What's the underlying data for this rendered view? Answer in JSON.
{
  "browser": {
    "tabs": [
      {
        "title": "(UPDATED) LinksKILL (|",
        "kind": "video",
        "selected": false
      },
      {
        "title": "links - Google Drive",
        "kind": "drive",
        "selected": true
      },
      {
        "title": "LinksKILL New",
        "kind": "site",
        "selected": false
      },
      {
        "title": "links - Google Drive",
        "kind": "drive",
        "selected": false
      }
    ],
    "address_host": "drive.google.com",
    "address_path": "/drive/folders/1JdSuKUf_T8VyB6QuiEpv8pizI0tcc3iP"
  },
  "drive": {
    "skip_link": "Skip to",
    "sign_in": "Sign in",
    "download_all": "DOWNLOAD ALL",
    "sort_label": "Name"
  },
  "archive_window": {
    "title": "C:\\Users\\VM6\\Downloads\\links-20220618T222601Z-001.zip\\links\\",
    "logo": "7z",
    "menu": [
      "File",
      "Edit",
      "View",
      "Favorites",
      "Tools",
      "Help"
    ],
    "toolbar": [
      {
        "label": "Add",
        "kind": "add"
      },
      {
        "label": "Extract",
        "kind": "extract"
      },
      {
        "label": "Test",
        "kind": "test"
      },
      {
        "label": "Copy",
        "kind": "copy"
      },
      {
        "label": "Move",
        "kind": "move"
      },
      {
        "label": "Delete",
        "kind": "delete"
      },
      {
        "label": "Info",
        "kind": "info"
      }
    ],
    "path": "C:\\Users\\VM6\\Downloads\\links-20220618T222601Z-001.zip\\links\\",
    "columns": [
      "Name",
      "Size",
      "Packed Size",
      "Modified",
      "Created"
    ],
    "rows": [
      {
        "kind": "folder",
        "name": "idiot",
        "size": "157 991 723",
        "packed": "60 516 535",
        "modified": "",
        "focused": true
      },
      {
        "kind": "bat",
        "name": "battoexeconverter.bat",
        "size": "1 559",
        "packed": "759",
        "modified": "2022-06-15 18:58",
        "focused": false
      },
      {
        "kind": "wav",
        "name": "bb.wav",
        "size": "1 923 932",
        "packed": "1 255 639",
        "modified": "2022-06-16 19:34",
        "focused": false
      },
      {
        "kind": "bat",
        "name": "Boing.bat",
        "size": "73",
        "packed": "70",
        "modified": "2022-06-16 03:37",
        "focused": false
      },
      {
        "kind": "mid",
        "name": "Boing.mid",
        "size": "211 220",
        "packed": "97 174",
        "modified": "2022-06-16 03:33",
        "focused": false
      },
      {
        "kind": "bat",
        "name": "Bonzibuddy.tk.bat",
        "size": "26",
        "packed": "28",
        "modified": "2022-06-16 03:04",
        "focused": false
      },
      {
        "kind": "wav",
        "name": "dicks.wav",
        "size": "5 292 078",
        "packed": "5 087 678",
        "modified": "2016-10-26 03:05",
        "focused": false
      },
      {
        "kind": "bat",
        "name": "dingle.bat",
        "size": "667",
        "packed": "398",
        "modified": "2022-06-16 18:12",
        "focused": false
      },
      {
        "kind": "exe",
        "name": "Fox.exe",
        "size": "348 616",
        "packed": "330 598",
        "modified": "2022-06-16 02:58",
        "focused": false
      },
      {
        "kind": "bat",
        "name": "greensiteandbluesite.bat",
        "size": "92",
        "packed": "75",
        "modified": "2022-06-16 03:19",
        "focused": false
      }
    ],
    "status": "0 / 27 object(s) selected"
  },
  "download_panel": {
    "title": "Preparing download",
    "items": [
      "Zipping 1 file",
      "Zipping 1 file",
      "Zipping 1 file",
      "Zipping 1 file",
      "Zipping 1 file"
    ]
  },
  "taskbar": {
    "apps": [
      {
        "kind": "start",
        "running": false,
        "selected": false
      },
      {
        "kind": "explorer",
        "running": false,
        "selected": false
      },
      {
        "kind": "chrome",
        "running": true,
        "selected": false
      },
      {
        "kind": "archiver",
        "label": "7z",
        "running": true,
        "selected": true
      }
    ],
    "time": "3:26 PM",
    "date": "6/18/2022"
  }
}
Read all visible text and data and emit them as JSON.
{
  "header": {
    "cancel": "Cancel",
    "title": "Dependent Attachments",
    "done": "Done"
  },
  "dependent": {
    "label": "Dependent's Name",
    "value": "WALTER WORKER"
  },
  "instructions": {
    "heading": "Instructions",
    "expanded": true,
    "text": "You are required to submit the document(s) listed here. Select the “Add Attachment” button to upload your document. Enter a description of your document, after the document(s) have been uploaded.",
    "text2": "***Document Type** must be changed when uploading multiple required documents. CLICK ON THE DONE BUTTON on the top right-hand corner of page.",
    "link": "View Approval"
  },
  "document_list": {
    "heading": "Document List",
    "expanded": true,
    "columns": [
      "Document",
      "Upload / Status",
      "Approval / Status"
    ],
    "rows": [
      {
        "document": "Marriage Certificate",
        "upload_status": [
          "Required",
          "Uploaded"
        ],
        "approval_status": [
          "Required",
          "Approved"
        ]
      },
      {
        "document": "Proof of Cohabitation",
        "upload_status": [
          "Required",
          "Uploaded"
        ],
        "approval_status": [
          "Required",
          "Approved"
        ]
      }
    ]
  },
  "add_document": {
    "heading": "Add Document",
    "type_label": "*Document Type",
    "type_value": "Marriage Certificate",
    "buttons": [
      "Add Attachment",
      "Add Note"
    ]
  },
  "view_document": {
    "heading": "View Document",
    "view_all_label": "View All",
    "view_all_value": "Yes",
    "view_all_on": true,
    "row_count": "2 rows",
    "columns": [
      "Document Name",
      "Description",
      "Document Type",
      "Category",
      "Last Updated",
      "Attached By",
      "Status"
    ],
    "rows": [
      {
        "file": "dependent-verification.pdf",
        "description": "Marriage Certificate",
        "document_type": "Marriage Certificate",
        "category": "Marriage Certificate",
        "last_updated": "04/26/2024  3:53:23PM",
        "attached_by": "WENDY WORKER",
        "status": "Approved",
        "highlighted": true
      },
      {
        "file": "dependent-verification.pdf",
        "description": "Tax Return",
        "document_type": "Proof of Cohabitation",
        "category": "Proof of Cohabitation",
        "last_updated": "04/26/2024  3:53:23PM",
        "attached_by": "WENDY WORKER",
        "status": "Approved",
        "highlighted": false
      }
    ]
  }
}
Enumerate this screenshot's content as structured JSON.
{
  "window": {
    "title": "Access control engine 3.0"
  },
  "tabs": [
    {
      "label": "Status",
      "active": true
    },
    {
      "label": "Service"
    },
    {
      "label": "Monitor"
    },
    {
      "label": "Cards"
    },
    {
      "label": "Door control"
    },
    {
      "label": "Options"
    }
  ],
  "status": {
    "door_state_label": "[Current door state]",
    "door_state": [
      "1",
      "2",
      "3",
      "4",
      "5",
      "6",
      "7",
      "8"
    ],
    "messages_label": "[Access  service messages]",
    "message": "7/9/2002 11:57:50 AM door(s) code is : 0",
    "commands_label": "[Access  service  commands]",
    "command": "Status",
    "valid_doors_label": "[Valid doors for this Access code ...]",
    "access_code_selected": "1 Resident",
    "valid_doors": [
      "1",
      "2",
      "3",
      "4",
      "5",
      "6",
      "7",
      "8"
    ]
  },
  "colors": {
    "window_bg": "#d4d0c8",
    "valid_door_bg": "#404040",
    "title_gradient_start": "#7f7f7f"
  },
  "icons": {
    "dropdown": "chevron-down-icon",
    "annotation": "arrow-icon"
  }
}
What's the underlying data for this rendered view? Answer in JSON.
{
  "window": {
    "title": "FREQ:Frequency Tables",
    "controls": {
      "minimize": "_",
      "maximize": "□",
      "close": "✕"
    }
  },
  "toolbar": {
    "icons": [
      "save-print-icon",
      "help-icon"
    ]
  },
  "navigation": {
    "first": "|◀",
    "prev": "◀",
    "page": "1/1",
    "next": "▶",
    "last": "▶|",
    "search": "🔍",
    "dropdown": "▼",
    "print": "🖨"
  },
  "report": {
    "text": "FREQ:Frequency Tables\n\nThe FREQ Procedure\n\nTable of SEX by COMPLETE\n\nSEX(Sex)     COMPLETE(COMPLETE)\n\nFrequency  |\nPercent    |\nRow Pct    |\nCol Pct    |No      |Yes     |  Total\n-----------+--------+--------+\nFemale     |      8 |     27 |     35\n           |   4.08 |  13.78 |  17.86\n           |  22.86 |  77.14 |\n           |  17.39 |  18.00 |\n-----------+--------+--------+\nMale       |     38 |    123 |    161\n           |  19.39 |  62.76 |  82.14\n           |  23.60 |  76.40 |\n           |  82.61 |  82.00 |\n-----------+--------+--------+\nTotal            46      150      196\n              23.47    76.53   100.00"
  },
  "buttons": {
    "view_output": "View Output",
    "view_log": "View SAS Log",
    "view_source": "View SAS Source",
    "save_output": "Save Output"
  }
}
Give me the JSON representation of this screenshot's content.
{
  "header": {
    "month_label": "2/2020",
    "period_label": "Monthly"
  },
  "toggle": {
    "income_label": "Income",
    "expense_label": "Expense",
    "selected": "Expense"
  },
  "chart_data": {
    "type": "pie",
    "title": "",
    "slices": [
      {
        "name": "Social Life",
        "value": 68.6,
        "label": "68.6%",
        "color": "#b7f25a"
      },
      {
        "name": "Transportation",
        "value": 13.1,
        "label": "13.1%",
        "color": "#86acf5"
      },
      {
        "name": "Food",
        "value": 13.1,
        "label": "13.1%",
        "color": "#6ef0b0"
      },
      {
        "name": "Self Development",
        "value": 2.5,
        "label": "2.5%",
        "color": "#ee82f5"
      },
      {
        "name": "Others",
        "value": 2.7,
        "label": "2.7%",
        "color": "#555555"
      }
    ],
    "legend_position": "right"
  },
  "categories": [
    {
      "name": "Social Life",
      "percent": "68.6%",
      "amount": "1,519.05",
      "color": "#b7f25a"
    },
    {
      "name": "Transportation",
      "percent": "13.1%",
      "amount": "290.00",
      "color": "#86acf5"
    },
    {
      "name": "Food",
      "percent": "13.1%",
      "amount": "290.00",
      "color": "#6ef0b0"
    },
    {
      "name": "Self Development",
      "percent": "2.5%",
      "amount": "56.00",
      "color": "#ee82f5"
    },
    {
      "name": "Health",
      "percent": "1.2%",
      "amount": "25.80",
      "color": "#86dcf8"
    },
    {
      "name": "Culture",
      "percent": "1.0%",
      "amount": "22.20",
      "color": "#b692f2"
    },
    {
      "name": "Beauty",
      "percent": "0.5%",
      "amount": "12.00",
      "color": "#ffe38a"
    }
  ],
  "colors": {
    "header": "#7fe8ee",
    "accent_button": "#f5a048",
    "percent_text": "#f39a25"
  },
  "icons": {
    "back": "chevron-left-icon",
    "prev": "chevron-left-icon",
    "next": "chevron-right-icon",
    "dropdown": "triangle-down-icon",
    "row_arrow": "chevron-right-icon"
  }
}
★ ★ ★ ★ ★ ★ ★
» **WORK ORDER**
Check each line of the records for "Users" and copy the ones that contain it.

» **RESULT**
    "title": "C:\\Users\\VM6\\Downloads\\links-20220618T222601Z-001.zip\\links\\",
    "path": "C:\\Users\\VM6\\Downloads\\links-20220618T222601Z-001.zip\\links\\",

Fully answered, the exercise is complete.